Babies “babble” grammatically, according to new research. It just shows that young children can be excellent grammarians, says Sara Wernham, a former primary teacher and co-author of the Jolly Phonics series of grammar books. This is from the Telegraph…
…research published last week by Newcastle University, which shows that babies ‘babble’ grammatically, underlines what good teachers already know: young children can be excellent grammarians.
The research by Dr Christina Dye, a lecturer in child development, showed that very young children copy speech patterns and grammatical nuances which they then incorporate in their baby babble.
She recorded thousands of toddlers aged between 23 and 37 months and found that the little sounds and puffs of air inserted into their babble were in fact subtle stand-ins for grammatical words. This challenged the prevailing view among development specialists that children’s early language combinations are devoid of grammar.
Dr Dye found that the sounds produced by the children always came in the correct place in the sentence.

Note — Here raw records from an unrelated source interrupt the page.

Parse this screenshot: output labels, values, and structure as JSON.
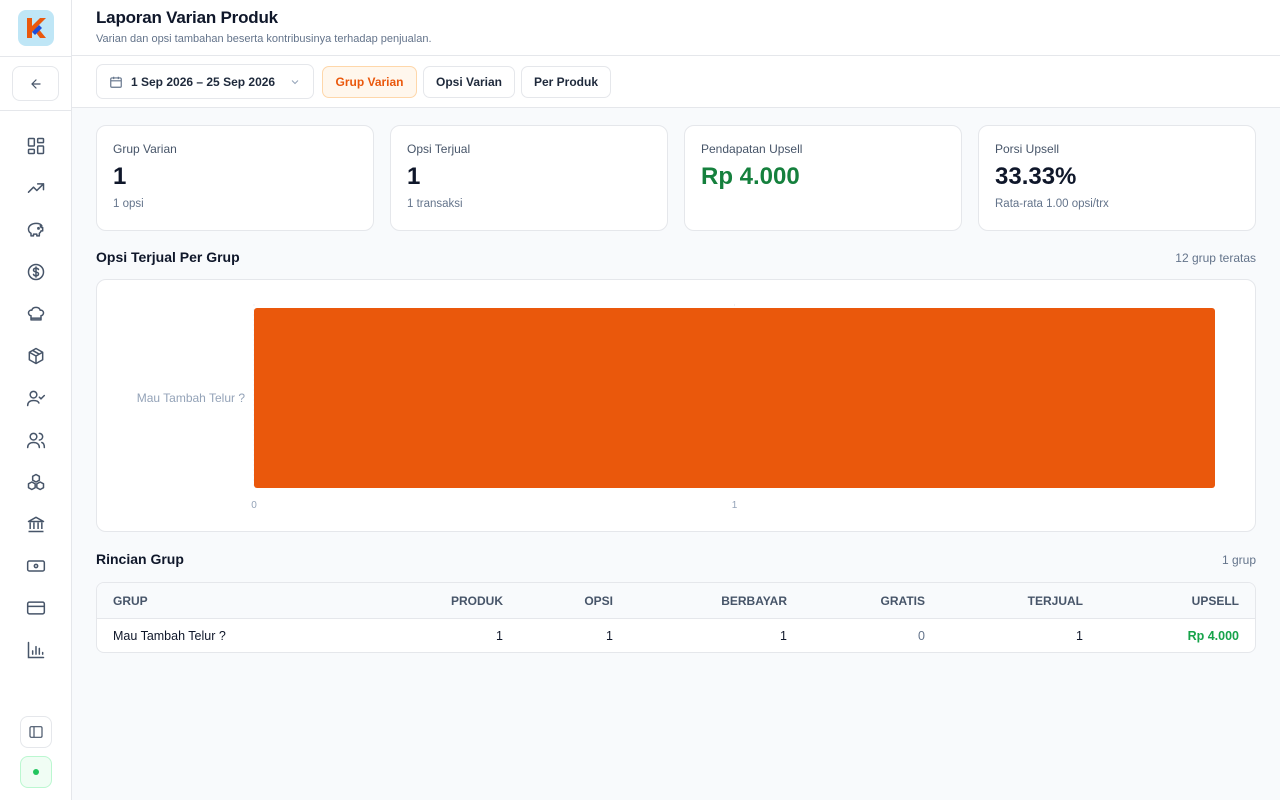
{
  "header": {
    "title": "Laporan Varian Produk",
    "subtitle": "Varian dan opsi tambahan beserta kontribusinya terhadap penjualan."
  },
  "filters": {
    "date_range": "1 Sep 2026 – 25 Sep 2026",
    "tabs": [
      {
        "label": "Grup Varian",
        "active": true
      },
      {
        "label": "Opsi Varian",
        "active": false
      },
      {
        "label": "Per Produk",
        "active": false
      }
    ]
  },
  "stats": [
    {
      "label": "Grup Varian",
      "value": "1",
      "sub": "1 opsi"
    },
    {
      "label": "Opsi Terjual",
      "value": "1",
      "sub": "1 transaksi"
    },
    {
      "label": "Pendapatan Upsell",
      "value": "Rp 4.000",
      "sub": ""
    },
    {
      "label": "Porsi Upsell",
      "value": "33.33%",
      "sub": "Rata-rata 1.00 opsi/trx"
    }
  ],
  "chart_section": {
    "title": "Opsi Terjual Per Grup",
    "meta": "12 grup teratas"
  },
  "chart_data": {
    "type": "bar",
    "orientation": "horizontal",
    "categories": [
      "Mau Tambah Telur ?"
    ],
    "values": [
      1
    ],
    "xlim": [
      0,
      2
    ],
    "xticks": [
      "0",
      "1"
    ],
    "color": "#ea580c"
  },
  "table_section": {
    "title": "Rincian Grup",
    "meta": "1 grup"
  },
  "table": {
    "columns": [
      "GRUP",
      "PRODUK",
      "OPSI",
      "BERBAYAR",
      "GRATIS",
      "TERJUAL",
      "UPSELL"
    ],
    "rows": [
      [
        "Mau Tambah Telur ?",
        "1",
        "1",
        "1",
        "0",
        "1",
        "Rp 4.000"
      ]
    ]
  },
  "sidebar": {
    "icons": [
      "dashboard-icon",
      "trending-up-icon",
      "piggy-bank-icon",
      "dollar-icon",
      "chef-hat-icon",
      "package-icon",
      "user-check-icon",
      "users-icon",
      "boxes-icon",
      "bank-icon",
      "banknote-icon",
      "credit-card-icon",
      "bar-chart-icon"
    ]
  },
  "colors": {
    "accent": "#ea580c",
    "success": "#15803d"
  }
}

This finding led the research team to believe that young children have an instinct for grammar.
This ground-breaking research provides extra weight to the argument that grammar itself could be taught from Reception year onwards.
As a former primary schoolteacher and author of grammar books I advocate multi sensory teaching and demystifying of the idea that grammar is difficult. I use colours, actions and games to help teach children the basics of grammar, and know that it is very possible to teach young children (in some countries as young as three) what a verb or a noun is. I know that if I make the lesson fun and relevant then pupils can easily understand quite complex concepts.
If the children and teacher share an understanding of grammar via a shared vocabulary then classroom discussions can become lively and explanation easy. We can talk about why ‘I ranned’ is not correct, rather than just saying ‘I ran’ is right and ‘I ranned’ is wrong. By building up their knowledge a bit at a time, children never doubt that good grammar is easily mastered.
As educators our drive must always be to make learning as easy and accessible as possible, so rather than attacking the Education Secretary Michael Gove and his seemingly insatiable drive for pupils to attain good grammar, perhaps we should be rejoicing in the fact that a topic which has been all but ignored for thirty years has been given a new lease of life.
Acquiring good grammar is essential and it deserves our attention. We should welcome the introduction of the new SPaG (spelling, punctuation and grammar) test for primary schools children, the inclusion of the explicit teaching of grammar in the new draft National Curriculum and also the introduction this year of extra marks for good grammar in key GCSE subjects.
Reforms to the current GCSE, which will see continued assessment abolished in favour of exams, where pupils’ attainment will be judged on the strength of their grammar, gives educators food for thought.
We need to stop arguing about who has good grammar and who hasn’t, or whether we need good grammar, and get to grips with the idea of teaching it, and begin to teach it from a very young age.
More at: Why grammar really is child’s play
Please tell us what you make of Sarah Wernham’s arguments and the idea of teaching grammar from Reception year onwards. Do you agree? let us know in the comments or via Twitter…